● **WORK INSTRUCTION**
Search the records below for "FINOTTI" and copy every line it turns up in.

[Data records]
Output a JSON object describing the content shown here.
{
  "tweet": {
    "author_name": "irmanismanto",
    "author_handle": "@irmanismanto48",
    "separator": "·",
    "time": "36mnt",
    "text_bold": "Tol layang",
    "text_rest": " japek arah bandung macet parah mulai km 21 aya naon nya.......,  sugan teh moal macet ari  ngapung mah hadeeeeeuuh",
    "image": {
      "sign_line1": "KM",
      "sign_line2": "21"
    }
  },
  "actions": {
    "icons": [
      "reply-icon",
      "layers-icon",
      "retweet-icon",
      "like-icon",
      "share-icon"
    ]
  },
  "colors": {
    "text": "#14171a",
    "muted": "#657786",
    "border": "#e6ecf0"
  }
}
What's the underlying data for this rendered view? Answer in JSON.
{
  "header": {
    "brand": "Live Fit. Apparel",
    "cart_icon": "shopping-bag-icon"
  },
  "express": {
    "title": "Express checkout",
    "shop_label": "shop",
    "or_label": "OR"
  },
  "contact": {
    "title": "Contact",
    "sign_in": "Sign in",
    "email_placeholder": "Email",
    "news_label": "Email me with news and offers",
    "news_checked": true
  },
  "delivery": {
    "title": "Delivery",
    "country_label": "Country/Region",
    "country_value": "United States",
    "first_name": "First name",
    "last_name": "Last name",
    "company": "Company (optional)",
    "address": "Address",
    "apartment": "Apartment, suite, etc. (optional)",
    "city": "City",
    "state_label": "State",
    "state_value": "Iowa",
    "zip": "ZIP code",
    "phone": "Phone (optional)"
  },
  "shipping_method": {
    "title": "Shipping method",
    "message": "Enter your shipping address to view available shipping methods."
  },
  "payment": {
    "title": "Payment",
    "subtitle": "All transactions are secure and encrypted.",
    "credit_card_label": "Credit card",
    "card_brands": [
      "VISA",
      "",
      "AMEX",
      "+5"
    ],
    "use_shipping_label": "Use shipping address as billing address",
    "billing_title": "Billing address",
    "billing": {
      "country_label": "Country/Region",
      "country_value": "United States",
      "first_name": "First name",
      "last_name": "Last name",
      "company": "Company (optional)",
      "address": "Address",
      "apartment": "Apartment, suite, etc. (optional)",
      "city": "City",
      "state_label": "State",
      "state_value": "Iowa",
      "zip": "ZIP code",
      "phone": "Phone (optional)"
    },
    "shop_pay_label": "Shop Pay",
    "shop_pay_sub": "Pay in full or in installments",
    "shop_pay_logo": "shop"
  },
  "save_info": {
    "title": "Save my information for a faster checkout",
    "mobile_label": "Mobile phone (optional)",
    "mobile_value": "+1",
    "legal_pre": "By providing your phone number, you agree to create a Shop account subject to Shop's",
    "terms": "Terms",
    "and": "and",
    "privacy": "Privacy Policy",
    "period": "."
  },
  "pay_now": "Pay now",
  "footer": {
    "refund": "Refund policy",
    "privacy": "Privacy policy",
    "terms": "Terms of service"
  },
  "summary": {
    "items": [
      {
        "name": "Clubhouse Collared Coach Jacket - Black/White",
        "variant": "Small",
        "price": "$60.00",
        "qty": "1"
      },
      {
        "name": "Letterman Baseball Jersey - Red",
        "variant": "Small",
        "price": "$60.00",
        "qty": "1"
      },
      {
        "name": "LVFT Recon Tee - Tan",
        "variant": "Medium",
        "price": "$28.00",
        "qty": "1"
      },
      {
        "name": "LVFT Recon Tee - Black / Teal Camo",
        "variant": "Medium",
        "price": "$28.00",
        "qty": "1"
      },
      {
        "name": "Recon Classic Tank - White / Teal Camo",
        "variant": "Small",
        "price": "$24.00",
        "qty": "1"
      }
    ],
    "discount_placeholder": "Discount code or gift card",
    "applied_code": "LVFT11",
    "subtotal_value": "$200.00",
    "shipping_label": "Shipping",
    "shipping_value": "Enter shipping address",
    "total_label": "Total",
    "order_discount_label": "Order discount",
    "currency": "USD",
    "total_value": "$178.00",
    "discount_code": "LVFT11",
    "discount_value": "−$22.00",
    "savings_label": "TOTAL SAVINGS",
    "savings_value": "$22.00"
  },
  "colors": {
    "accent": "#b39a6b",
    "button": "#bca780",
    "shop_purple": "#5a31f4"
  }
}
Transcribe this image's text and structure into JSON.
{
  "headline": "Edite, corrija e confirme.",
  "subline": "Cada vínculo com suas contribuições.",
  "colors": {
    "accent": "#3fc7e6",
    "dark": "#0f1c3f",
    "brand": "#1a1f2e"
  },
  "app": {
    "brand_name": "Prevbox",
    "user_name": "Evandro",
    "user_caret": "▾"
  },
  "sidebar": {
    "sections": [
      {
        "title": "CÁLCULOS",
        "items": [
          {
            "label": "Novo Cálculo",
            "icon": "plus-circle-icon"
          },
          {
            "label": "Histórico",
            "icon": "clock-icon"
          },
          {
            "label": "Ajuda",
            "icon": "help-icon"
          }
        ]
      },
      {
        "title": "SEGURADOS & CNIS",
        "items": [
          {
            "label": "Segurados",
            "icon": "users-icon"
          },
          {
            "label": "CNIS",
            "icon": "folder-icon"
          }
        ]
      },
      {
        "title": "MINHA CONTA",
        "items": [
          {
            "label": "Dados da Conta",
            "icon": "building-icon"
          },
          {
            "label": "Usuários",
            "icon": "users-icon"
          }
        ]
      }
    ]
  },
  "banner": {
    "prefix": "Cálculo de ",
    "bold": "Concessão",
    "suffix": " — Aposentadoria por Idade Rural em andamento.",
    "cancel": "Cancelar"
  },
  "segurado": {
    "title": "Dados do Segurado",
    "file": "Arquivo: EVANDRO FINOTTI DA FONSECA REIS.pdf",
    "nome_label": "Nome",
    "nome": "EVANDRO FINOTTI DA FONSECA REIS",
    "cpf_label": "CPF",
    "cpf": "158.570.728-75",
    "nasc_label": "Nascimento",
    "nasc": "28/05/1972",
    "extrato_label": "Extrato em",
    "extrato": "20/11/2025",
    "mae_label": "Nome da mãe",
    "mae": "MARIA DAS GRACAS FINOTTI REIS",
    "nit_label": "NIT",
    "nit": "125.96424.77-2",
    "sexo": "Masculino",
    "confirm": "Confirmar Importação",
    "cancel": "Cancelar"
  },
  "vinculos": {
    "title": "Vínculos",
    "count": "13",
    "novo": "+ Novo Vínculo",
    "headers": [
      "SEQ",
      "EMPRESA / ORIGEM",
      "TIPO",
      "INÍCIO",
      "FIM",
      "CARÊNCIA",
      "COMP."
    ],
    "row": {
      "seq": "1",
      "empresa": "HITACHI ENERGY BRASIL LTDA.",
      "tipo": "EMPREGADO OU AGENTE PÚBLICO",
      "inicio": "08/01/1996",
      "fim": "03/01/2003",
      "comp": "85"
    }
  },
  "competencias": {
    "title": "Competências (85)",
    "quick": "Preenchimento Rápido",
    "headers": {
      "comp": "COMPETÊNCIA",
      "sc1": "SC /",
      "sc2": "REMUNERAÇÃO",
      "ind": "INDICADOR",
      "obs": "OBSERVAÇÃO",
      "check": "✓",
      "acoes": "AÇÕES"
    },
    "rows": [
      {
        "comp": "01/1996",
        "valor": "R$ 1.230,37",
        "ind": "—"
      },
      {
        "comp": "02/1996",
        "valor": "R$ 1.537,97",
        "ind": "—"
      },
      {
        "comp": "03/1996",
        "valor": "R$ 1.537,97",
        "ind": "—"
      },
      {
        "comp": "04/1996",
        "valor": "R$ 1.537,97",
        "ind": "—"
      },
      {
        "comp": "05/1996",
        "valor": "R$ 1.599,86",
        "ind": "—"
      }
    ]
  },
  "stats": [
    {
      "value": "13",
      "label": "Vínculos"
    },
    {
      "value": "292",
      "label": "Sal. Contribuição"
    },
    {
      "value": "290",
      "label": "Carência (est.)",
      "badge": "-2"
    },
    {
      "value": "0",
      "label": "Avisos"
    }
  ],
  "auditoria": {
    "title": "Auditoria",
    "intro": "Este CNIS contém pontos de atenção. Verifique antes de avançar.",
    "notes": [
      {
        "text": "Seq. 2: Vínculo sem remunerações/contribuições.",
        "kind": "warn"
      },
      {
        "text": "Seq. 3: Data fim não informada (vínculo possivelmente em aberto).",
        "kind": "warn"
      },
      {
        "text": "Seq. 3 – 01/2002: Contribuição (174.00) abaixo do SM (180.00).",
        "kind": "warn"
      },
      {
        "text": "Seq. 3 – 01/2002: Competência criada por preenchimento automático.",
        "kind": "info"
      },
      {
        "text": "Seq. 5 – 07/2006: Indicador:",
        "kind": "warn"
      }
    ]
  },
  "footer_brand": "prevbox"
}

● **FINAL ANSWER**
    "file": "Arquivo: EVANDRO FINOTTI DA FONSECA REIS.pdf",
    "nome": "EVANDRO FINOTTI DA FONSECA REIS",
    "mae": "MARIA DAS GRACAS FINOTTI REIS",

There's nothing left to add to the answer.